†††††††††††††††††††††††††††††††††††††††††††††††† THE COUNSELORíS CORNER

Can students in northern California who were both taunted and beaten because of their sexual orientation sue school administrators for failing to protect them?The answer is yes, according to the Ninth U.S. Circuit Court of Appeal.This case was brought by high school and middle school students in a town called Morgan Hill, which is near San Jose.The students claimed that the school district failed to protect them from harassment based on their sexual orientation.The court ruled that the students provided enough evidence to show that the powers that be in the school district knew about the harassment yet failed to adequately deal with it.The court wants the school district to train teachers, students and campus monitors about this issue so that the students will have had a better chance of being protected.

One student named Alono Flores found pornography along with derogatory notes inside her locker.When she asked her assistant principal for a new locker she was told that would happen later.It never did happen.Ms. Flores was also told by Delia Schizzano, the assistant principal, "don't bring me that trash anymore.This is disgusting."At the risk of stating the obvious, Ms. Flores found it disgusting and offensive and was trying to get Ms. Schizzano to do something about it.Ms. Flores continued to receive threatening and insulting notes, yet Ms. Schizzano would not move her locker.

A more severe example of the mistreatment of a student took place at a middle school where a student was beaten by six other students yelling anti-gay comments at him as they beat him.The principal at that school punished only one of the six assaulters and transferred the victim to another school.


Yet another student was subjected to relentless name calling and having food thrown at her.She complained to a campus monitor, who did absolutely nothing even at the times when he saw this behavior taking place.I shouldn't say he did nothing, he actually fanned the flames by starting a rumor among the students that this female and another female student were having oral sex in the bathroom from time to time.

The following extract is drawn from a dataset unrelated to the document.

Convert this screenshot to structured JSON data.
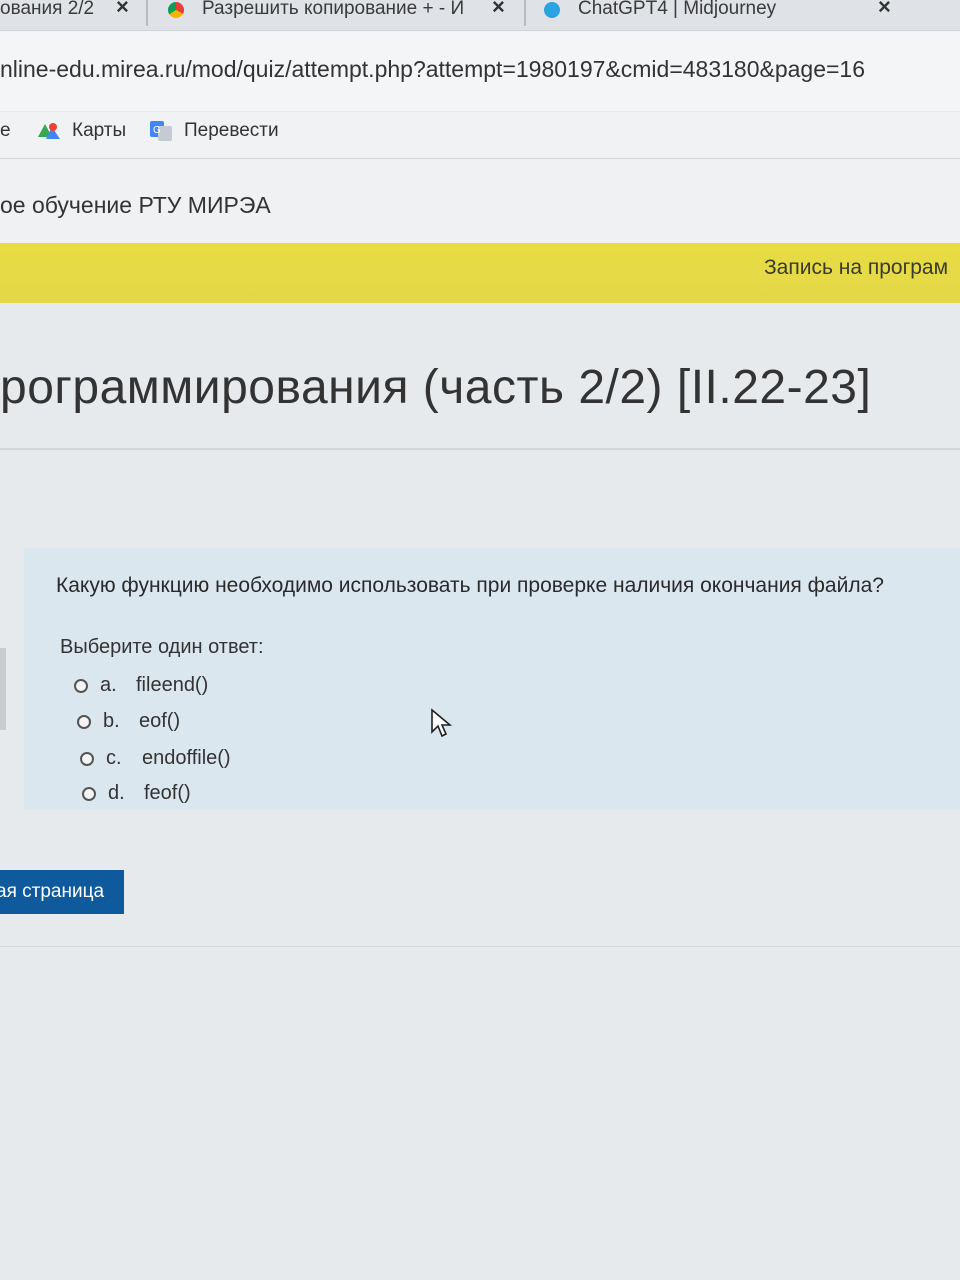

In the Morgan Hill case, the school administrators attempted to claim what is called qualified immunity, however the court rejected this claim indicating that qualified immunity would only apply if the law was not clearly established at the time of the violation.The court held that the law in this area has been well established since 1990.This decision is good news.If you want to dislike someone, dislike them on the merits of their personality, not because they are gay, straight, African American, Asian American,Christian, Jewish, etc.††† Judge people on their own merits.The behavior of the administrators in this case, not taking efficient and appropriate action is inexcusable and it is my hope that this decision and decisions like it will protect those who need the protection of our laws.

 

Dr. Charles J. Unger is a criminal defense attorney in the Glendale law firm of Flanagan, Unger & Grover, and a therapist at the Foothill Centre for Personal and Family Growth.Mr. Unger writes a bimonthly column on legal and psychological issues.He can be reached at charlieunger @hotmail.com